  5. C. Dees, M. Askari, and D. Henley, “Carcinogenic potential of benzene and toluene when evaluated using cyclin-dependent kinase activation and p53-DNA binding,” Environmental Health Perspectives, vol. 104, no. 6, pp. 1289–1292, 1996. View at Google Scholar · View at Scopus
  6. S. Budavari, Ed., The Merck Index: An Encyclopedia of Chemical, Drugs, and Biologicals, Merck, Whitehouse Station, NJ, USA, 1996.
  7. International Agency for Research on Cancer (IARC), “- Summaries & evaluations: chloroform,” http://www.inchem.org/documents/iarc/vol73/73-05.html.
  8. M.-K. Chang, T. C. Voice, and C. S. Criddle, “Kinetics of competitive inhibition and cometabolism in the biodegradation of benzene, toluene, and p-xylene by two Pseudomonas isolates,” Biotechnology and Bioengineering, vol. 41, no. 11, pp. 1057–1065, 1993. View at Google Scholar · View at Scopus
  9. M. R. Fries, L. J. Forney, and J. M. Tiedje, “Phenol- and toluene-degrading microbial populations from an aquifer in which successful trichloroethene cometabolism occurred,” Applied and Environmental Microbiology, vol. 63, no. 4, pp. 1523–1530, 1997. View at Google Scholar · View at Scopus
  10. P. Juteau, V. Côté, M.-F. Duckett et al., “Cryptanaerobacter phenolicus gen. nov., sp. nov., an anaerobe that transforms phenol into benzoate via 4-hydroxybenzoate,” IJSEM, vol. 55, no. 1, pp. 245–250, 2005. View at Publisher · View at Google Scholar
  11. M. Rehfuss and J. Urban, “Rhodococcus phenolicus sp. nov., a novel bioprocessor isolated actinomycete with the ability to degrade chlorobenzene, dichlorobenzene and phenol as sole carbon sources,” Systematic and Applied Microbiology, no. 8, pp. 695–701, 2005, Erratum in Systematic and Applied Microbiology, vol. 29, no. 2, pp. 182, 2006. View at Publisher · View at Google Scholar

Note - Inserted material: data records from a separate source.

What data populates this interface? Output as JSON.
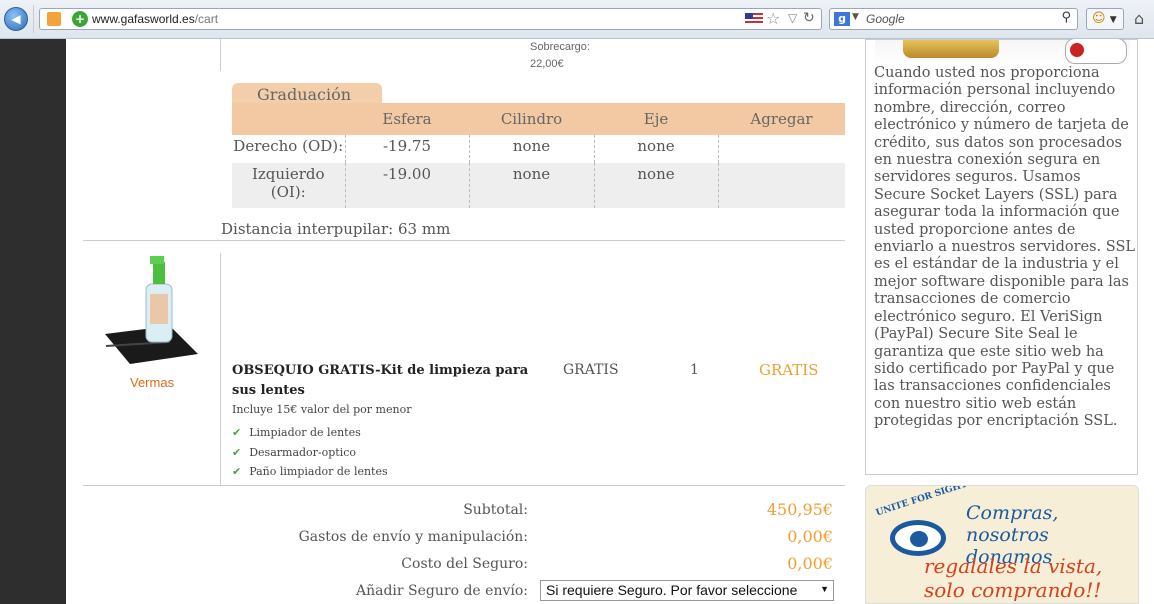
{
  "browser": {
    "url_domain": "www.gafasworld.es",
    "url_path": "/cart",
    "search_engine": "Google",
    "search_placeholder": "Google"
  },
  "item_top": {
    "surcharge_label": "Sobrecargo:",
    "surcharge_value": "22,00€"
  },
  "prescription": {
    "tab_label": "Graduación",
    "headers": [
      "",
      "Esfera",
      "Cilindro",
      "Eje",
      "Agregar"
    ],
    "rows": [
      {
        "label": "Derecho (OD):",
        "esfera": "-19.75",
        "cilindro": "none",
        "eje": "none",
        "agregar": ""
      },
      {
        "label": "Izquierdo (OI):",
        "esfera": "-19.00",
        "cilindro": "none",
        "eje": "none",
        "agregar": ""
      }
    ],
    "pd_text": "Distancia interpupilar: 63 mm"
  },
  "gift": {
    "more_link": "Vermas",
    "title": "OBSEQUIO GRATIS-Kit de limpieza para sus lentes",
    "subtitle": "Incluye 15€ valor del por menor",
    "bullets": [
      "Limpiador de lentes",
      "Desarmador-optico",
      "Paño limpiador de lentes"
    ],
    "price": "GRATIS",
    "qty": "1",
    "total": "GRATIS"
  },
  "summary": {
    "subtotal_label": "Subtotal:",
    "subtotal_value": "450,95€",
    "shipping_label": "Gastos de envío y manipulación:",
    "shipping_value": "0,00€",
    "insurance_label": "Costo del Seguro:",
    "insurance_value": "0,00€",
    "add_insurance_label": "Añadir Seguro de envío:",
    "add_insurance_selected": "Si requiere Seguro. Por favor seleccione"
  },
  "sidebar": {
    "ssl_text": "Cuando usted nos proporciona información personal incluyendo nombre, dirección, correo electrónico y número de tarjeta de crédito, sus datos son procesados en nuestra conexión segura en servidores seguros. Usamos Secure Socket Layers (SSL) para asegurar toda la información que usted proporcione antes de enviarlo a nuestros servidores. SSL es el estándar de la industria y el mejor software disponible para las transacciones de comercio electrónico seguro. El VeriSign (PayPal) Secure Site Seal le garantiza que este sitio web ha sido certificado por PayPal y que las transacciones confidenciales con nuestro sitio web están protegidas por encriptación SSL.",
    "banner_logo": "UNITE FOR SIGHT",
    "banner_line1": "Compras, nosotros donamos",
    "banner_line2": "regalales la vista, solo comprando!!"
  },
  "colors": {
    "accent_orange": "#f0a030",
    "table_header": "#f2c9a2",
    "check_green": "#45a542",
    "link_orange": "#e0691b"
  }
}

  12. B. Hilge-Rotmann and H.-J. Rehm, “Comparison of fermentation properties and specific enzyme activities of free and calcium-alginate-entrapped Saccharomyces cerevisiae,” Applied Microbiology and Biotechnology, vol. 33, no. 1, pp. 54–58, 1990. View at Publisher · View at Google Scholar · View at Scopus
  13. M. K. Kim, I. Singleton, C.-R. Yin, Z.-X. Quan, M. Lee, and S.-T. Lee, “Influence of phenol on the biodegradation of pyridine by freely suspended and immobilized Pseudomonas putida MK1,” Letters in Applied Microbiology, vol. 42, no. 5, pp. 495–500, 2006. View at Publisher · View at Google Scholar · View at Scopus
  14. X.-A. Chen, Z.-N. Xu, P.-L. Cen, and W. K. R. Wong, “Enhanced plasmid stability and production of hEGF by immobilized recombinant E. coli JM101,” Biochemical Engineering Journal, vol. 28, no. 3, pp. 215–219, 2006. View at Publisher · View at Google Scholar · View at Scopus
  15. P. Mukherjee and P. Roy, “Identification and characterisation of a bacterial isolate capable of growth on trichloroethylene as the sole carbon source,” Advances in Microbiology, vol. 2, no. 3, pp. 184–194, 2012. View at Publisher · View at Google Scholar
  16. M. S. Moss and H. J. Rylance, “The Fujiwara reaction: some observations on the mechanism,” Nature, vol. 210, no. 5039, pp. 945–946, 1966. View at Publisher · View at Google Scholar · View at Scopus
  17. M. M. Bradford, “A rapid and sensitive method for the quantitation of microgram quantities of protein utilizing the principle of protein dye binding,” Analytical Biochemistry, vol. 72, no. 1-2, pp. 248–254, 1976. View at Google Scholar · View at Scopus
  18. B. Thiede, W. Höhenwarter, A. Krah et al., “Peptide mass fingerprinting,” Methods, vol. 35, pp. 237–247, 2005. View at Google Scholar
  19. J. Xu, M. K. Bjursell, J. Himrod et al., “A genomic view of the human-Bacteroides thetaiotaomicron symbiosis,” Science, vol. 299, no. 5615, pp. 2074–2076, 2003. View at Publisher · View at Google Scholar · View at Scopus
  20. L. C. Crossman, V. C. Gould, J. M. Dow et al., “The complete genome, comparative and functional analysis of Stenotrophomonas maltophilia reveals an organism heavily shielded by drug resistance determinants,” Genome Biology, vol. 9, no. 4, article no. R74, 2008. View at Publisher · View at Google Scholar · View at Scopus
  21. United States National Institute for Occupational Safety and Health, Centres for Disease Control and Prevention, “Workplace safety and health topics,” http://www.cdc.gov/niosh/topics/organsolv/.